McCoy v. McCoy, No. 08-23-00119-CV, 2023 WL 5508828 (Tex. App.—El Paso Aug. 25, 2023, no pet. h.).


Texas Citizens Participation Act

The trust beneficiaries provided written notice to the trustee that they opposed the trustee’s asserting a cause of action against a party who is not a beneficiary of the trust (the co-trustee who is the beneficiaries’ mother and the trustee’s ex-wife). Under Trust Code § 113.028, the trustee is then prohibited from prosecuting or asserting the claim. Nonetheless, the trustee continued to do so causing the beneficiaries to sue the trustee for damages including court costs and legal fees for continuing with the claim. The trustee then moved to dismiss this suit based on the Texas Citizens Participation Act and the trustee’s right to petition. Because the probate court did not timely rule on the trustee’s motion, it was overruled by operation of law and the trustee appealed.


The El Paso Court of Appeals held that “the TCPA does not apply to claims brought by trust beneficiaries for violations of section 113.028 of the Texas Trust Code.” Id. at*2. The court explained that the statute itself provides specific limitations on the trustee’s petitioning rights. The Trust Code and the TCPA must be read together and the court presumes that the TCPA was not designed to “undermine or override” the Trust Code. Id. at *8. Accordingly, the trustee’s motion to dismiss is denied and the beneficiaries’ suit may continue.

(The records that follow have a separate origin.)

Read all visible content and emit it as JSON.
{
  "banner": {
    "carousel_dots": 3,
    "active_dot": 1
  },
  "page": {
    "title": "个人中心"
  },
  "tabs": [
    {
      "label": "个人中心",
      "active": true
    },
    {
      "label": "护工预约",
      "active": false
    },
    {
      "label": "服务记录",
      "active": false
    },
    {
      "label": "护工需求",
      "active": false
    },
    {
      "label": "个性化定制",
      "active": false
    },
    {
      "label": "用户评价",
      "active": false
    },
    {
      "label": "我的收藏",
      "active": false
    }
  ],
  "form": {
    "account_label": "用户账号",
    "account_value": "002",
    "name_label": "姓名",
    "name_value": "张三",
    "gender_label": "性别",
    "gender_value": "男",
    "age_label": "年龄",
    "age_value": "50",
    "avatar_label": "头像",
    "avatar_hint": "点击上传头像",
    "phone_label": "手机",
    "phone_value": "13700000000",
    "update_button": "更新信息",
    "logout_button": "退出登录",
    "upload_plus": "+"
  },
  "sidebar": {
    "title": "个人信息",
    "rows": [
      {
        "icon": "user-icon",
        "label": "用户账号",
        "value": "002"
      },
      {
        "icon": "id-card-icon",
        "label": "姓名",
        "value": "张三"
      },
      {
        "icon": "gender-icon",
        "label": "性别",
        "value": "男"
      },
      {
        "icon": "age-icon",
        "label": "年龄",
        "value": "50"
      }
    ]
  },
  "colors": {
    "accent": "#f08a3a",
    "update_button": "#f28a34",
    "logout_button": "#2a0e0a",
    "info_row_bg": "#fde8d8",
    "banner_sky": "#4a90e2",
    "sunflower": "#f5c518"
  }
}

Moral:  The TCPA does not apply to Trust Code § 113.028 claims.